In a few years, my daughter will learn to ride a bike. There will be an extra set of wheels on her bike (called “training wheels”) to keep it balanced while she learns to steer. I’ll take them off when she’s ready to balance on her own. Learning to ride a bike without training wheels is a painful process. It requires lots of falls, failures, and Band-Aids. She’ll want to quit and I’ll be tempted to put her training wheels back on – but I won’t. Although she’ll wobble, crash, and probably need skin grafts, she must learn to ride her bike without their help.
Training wheels are meant to equip a child to ride a bike independently, not to enable a child to depend on them their entire life. Wouldn’t you be concerned if you saw a teenager or an adult riding a bike that had training wheels on it? That’s because training wheels are supposed to be removed. And once you take them off, you won’t have to put them back on. You may strap your helmet on more tightly, pump the brakes more frequently, and use hand signals more generously, but you’ll never forget how to ride a bike.
The ministry of the church functions like training wheels. It keeps people steady and balanced as they begin to trust in Jesus for a relationship with God. It keeps them balanced as the Holy Spirit begins to change every area of their life. But at some point the training wheels must come off. At some point the church must expect its members to steady themselves and grow in their relationship with God on their own. It must equip its members for spiritual independence rather than enable them for spiritual dependence.
“The church must equip its members for spiritual independence rather than enable them for spiritual dependence.” (Click to Tweet)
Many ministers do more enabling than equipping. That’s because it’s easier to enable than to equip. Without realizing it, we can enable our people to depend on our intimacy with God and knowledge of His Word. Our task as ministers is to equip our people with knowledge, skills, and habits to mature spiritually. We must expect them to grow without our help and hold them to that expectation. And we should constantly push them to rely more on the Holy Spirit’s activity in their life than us or our ministry.
This conviction must underlie all of our efforts in ministry. We should always ask, “How can I train my people to do this on their own?” And we must refuse to let our people depend on us anymore. Like a father who watches his child fall off their bike, we must give our people room to fail rather than reach out and steady them every time they wobble. Only then will we share the joy of a father who watches his child finally ride their bike without falling.
A good father knows when to take the training wheels of his child’s bike. A good contractor knows when to take the braces off a house under construction. A good doctor knows when to take the cast off a broken bone. And the church must know when to stop allowing its members to depend upon it and start expecting them to be independent in their faith. If we can learn to do this, then just like a child who balances on their bike, just like a house that holds itself together, just like a bone that supports weight, so our people will grow closer to God as the Holy Spirit changes them to be more like Jesus.
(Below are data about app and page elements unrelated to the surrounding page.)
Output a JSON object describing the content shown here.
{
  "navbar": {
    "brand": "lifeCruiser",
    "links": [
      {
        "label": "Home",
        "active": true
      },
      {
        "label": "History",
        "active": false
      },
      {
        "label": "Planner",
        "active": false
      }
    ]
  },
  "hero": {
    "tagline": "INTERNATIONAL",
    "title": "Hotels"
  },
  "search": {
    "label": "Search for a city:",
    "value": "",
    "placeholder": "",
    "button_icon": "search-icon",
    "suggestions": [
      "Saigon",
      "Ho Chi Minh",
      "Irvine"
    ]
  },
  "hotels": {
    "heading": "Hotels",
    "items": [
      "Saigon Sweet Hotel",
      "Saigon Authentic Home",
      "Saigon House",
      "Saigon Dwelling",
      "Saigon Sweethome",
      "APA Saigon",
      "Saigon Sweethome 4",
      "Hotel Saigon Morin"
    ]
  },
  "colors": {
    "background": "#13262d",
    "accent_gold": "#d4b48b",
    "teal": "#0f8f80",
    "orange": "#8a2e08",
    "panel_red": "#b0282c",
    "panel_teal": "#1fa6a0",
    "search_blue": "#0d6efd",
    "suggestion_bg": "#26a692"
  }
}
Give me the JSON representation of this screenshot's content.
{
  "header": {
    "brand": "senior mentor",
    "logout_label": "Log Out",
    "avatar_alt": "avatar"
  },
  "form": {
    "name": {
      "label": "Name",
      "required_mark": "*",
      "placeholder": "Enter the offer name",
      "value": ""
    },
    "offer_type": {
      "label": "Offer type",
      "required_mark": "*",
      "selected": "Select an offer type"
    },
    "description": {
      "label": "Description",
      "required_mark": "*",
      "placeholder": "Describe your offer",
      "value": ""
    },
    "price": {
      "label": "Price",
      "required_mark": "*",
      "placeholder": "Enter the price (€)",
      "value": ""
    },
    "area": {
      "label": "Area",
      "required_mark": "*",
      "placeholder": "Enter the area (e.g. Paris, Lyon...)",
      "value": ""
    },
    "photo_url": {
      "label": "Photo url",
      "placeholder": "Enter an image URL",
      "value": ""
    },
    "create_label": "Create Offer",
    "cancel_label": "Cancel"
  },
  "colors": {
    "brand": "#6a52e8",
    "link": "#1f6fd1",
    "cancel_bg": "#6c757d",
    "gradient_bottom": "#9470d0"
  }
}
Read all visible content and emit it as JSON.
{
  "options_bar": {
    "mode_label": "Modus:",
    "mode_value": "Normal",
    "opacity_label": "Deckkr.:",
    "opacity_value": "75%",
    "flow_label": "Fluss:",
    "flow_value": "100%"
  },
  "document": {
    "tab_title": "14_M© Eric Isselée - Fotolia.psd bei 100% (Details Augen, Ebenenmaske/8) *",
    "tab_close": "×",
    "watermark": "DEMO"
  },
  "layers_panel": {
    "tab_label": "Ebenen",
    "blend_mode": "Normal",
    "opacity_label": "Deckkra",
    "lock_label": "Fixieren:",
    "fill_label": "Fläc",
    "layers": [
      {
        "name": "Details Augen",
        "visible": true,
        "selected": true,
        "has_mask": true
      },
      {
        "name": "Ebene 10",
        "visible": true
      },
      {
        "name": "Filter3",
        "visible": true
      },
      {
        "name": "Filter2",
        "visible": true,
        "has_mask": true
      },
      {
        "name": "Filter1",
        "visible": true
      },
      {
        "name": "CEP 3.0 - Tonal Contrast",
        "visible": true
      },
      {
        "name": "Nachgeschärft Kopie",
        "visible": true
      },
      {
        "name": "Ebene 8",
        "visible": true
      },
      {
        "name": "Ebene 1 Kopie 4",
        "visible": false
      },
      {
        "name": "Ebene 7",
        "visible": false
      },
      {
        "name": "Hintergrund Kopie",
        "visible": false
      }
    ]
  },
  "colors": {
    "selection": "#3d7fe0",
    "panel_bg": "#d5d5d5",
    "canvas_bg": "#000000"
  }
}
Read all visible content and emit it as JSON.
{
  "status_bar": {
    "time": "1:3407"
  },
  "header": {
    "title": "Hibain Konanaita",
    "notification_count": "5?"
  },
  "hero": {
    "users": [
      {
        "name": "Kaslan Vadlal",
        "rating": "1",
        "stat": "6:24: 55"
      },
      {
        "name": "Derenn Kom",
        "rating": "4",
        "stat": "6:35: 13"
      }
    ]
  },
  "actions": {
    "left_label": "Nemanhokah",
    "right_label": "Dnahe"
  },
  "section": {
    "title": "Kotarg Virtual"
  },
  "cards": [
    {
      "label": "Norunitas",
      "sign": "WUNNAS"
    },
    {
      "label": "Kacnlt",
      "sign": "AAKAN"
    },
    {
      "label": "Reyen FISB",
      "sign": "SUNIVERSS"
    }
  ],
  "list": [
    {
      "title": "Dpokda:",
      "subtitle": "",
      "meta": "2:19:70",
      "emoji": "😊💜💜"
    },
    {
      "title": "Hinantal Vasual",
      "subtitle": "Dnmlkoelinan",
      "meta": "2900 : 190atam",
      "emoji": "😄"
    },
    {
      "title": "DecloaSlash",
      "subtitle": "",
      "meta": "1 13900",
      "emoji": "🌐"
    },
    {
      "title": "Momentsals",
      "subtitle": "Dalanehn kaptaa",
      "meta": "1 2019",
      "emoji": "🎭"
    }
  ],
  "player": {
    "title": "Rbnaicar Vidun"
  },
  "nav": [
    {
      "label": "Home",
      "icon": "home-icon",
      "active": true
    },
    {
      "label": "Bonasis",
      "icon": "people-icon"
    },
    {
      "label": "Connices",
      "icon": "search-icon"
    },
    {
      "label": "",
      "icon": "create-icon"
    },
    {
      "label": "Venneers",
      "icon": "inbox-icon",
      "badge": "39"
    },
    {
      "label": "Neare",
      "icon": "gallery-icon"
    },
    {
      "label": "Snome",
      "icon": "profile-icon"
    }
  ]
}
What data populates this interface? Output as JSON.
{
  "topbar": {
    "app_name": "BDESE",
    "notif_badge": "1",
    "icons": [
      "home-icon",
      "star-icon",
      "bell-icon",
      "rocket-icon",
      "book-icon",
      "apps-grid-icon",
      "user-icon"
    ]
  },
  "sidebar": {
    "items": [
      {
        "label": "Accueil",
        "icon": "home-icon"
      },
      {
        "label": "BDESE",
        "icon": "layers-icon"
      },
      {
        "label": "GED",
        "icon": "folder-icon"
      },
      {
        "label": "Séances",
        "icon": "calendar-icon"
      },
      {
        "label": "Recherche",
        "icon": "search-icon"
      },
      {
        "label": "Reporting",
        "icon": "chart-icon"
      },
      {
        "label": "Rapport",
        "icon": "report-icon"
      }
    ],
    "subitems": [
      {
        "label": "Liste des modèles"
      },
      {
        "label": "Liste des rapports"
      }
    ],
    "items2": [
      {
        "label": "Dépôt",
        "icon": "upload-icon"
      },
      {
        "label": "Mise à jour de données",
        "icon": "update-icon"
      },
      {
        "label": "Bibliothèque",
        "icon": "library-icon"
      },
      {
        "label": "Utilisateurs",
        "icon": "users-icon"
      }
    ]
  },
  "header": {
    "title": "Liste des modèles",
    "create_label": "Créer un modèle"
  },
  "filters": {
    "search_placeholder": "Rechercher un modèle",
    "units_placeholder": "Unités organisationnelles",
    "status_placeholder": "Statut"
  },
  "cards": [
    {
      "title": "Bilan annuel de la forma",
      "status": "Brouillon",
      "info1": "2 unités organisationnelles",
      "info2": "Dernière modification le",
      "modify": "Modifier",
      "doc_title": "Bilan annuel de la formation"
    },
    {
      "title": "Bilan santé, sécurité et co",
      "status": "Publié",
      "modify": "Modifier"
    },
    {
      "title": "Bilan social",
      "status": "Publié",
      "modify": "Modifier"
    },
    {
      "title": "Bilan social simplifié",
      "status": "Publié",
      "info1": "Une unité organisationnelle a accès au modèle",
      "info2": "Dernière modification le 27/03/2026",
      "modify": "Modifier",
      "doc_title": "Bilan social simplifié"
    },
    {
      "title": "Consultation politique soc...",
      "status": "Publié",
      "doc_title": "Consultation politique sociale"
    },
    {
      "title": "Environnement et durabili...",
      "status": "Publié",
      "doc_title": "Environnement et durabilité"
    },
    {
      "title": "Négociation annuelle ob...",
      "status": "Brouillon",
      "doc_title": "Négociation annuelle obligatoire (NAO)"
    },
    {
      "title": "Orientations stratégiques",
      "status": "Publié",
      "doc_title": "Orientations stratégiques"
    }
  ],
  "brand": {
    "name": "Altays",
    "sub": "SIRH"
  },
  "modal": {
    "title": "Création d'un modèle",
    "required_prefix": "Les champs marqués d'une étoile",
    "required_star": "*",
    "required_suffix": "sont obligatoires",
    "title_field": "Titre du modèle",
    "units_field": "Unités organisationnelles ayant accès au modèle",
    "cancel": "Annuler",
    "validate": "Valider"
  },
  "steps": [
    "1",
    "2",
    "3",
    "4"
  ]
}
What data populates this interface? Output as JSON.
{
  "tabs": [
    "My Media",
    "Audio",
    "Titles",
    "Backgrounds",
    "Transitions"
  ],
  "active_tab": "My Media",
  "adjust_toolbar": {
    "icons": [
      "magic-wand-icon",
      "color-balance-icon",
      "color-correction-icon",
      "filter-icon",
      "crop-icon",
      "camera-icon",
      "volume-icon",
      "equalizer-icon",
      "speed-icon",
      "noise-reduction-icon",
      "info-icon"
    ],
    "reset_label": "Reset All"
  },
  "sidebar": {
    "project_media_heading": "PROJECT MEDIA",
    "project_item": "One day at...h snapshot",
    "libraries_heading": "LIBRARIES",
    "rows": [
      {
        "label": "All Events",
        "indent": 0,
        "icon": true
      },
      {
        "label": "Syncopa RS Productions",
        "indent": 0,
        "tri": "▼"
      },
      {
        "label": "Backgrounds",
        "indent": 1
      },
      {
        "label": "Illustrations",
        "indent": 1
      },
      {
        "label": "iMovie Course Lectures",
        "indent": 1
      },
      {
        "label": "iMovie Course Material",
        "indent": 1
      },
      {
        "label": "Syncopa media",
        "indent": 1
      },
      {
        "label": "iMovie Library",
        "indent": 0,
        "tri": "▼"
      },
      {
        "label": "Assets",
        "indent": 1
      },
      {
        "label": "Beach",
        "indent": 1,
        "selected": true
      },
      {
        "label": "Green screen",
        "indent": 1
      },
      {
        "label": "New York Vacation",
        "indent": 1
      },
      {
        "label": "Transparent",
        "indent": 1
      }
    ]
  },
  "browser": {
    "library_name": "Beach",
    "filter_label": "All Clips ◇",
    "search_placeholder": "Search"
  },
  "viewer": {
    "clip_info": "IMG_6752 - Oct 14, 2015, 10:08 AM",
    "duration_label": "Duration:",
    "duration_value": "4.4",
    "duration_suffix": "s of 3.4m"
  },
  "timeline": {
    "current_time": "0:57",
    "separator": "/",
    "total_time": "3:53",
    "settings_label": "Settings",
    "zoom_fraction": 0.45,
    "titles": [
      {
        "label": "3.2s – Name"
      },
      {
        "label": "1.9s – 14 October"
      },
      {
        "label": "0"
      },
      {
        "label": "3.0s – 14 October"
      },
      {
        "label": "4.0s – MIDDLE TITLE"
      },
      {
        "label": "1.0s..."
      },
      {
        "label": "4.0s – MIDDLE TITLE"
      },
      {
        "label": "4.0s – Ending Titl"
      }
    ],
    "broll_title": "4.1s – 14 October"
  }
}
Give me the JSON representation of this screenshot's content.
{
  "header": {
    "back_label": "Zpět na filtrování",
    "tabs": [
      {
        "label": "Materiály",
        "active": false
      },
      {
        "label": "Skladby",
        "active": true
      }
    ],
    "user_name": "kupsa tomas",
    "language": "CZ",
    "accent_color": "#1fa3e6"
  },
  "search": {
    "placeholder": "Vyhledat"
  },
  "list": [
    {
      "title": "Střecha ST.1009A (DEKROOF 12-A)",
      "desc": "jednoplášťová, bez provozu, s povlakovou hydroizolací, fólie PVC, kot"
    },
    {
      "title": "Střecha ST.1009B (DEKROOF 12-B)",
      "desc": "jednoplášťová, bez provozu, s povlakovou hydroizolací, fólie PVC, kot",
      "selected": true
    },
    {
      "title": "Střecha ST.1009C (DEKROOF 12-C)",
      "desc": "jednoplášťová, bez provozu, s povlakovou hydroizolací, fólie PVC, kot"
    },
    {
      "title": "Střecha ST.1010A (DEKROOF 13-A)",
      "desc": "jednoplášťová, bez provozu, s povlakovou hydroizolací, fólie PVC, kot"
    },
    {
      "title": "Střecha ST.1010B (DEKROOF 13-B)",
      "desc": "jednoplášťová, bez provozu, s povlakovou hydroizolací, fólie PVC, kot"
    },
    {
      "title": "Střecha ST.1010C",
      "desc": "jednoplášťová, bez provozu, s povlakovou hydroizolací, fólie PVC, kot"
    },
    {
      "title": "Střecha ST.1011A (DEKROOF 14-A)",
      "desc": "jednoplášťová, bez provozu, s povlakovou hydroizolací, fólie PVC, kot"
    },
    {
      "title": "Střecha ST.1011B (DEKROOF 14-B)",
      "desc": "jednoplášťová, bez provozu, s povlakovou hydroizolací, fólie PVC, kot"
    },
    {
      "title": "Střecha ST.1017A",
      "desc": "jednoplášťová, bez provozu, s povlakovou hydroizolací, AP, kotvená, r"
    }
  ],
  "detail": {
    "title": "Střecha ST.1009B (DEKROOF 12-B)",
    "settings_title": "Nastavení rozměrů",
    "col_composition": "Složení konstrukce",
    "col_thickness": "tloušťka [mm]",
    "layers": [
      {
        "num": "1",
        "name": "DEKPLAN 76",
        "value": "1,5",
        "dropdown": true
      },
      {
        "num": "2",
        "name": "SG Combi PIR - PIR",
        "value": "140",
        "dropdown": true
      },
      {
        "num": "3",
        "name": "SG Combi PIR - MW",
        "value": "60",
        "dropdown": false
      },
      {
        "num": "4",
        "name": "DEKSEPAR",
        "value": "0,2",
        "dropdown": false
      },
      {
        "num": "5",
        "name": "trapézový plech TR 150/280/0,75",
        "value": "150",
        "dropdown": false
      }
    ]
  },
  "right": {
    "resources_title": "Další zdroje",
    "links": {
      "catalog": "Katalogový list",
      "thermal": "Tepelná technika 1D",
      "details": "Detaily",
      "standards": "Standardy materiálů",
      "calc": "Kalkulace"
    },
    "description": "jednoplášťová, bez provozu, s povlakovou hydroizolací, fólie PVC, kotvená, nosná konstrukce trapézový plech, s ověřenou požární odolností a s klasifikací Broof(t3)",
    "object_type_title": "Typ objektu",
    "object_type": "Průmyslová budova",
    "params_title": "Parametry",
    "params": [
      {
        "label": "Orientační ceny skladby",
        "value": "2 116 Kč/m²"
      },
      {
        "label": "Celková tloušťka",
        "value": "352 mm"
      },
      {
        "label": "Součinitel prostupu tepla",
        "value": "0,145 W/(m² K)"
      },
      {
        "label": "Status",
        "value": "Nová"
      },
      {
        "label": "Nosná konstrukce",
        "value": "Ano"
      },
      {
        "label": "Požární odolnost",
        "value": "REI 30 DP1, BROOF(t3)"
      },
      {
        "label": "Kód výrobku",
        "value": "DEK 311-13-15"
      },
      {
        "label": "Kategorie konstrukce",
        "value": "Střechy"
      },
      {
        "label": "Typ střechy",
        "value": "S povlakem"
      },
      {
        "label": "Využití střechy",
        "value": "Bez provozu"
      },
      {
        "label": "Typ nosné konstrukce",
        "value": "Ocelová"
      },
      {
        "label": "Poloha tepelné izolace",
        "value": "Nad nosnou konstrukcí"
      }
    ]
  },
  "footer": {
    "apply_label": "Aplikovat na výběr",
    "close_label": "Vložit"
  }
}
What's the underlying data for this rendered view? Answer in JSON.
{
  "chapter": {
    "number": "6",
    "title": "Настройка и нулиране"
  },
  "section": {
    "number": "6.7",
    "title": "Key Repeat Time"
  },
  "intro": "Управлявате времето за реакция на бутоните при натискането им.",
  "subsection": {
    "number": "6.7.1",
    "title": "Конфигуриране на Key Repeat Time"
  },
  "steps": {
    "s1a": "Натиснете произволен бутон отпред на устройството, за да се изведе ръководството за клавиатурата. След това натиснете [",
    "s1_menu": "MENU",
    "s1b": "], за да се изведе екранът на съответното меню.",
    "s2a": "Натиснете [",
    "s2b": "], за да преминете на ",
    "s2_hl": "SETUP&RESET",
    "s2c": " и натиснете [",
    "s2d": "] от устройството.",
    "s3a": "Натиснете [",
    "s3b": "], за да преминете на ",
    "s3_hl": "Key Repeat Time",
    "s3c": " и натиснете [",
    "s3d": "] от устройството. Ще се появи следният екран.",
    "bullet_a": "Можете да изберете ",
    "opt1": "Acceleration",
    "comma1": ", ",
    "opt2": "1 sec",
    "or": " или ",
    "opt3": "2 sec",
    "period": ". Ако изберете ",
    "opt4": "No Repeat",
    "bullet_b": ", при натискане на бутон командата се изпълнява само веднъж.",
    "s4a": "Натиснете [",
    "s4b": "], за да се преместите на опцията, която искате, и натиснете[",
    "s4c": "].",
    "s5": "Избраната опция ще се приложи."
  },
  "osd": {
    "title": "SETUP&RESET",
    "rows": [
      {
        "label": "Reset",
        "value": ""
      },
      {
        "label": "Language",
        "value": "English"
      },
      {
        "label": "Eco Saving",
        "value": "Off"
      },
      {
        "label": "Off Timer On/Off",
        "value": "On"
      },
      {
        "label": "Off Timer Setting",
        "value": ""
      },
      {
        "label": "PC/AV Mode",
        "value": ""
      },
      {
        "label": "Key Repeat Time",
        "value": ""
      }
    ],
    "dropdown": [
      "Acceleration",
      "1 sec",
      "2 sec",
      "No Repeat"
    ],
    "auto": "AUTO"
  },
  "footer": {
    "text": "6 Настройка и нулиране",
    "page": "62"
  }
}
Question for Comments:
For pastors: In what ways do you tend to enable instead of equip your people?
For non-pastors: In what ways would you like your pastor to equip instead of enable you?
2 thoughts on ““Training Wheels Ministry”: How To Equip Your People For Spiritual Independence”
Great thoughts. Ephesians 4 & discipleship really came to my mind from this read
I like that you mention enabling. It helps to show the negative side of Bible teaching. If you enable your congregation their faith will become dependent on the preacher. I think the contrast between equipping and enabling is the heart of this paper. To make this contrast more apparent. I think you should expand upon the illustration of a cast on a broken bone. I like the training wheels, and I think it should remain the main metaphor in the post. However a cast on a broken bone adds the element of muscle atrophy. The longer you leave a cast on, the weaker the muscle gets. Training wheels do no harm the longer you leave them on. It is just socially unacceptable to use them as an adult. However if you leave a cast on too long it actually harms the body by weakening the muscle. In other words, the training wheel metaphor works best for the equipping section of the paper. The cast on a broken bone metaphor works best for the enabling section of the paper.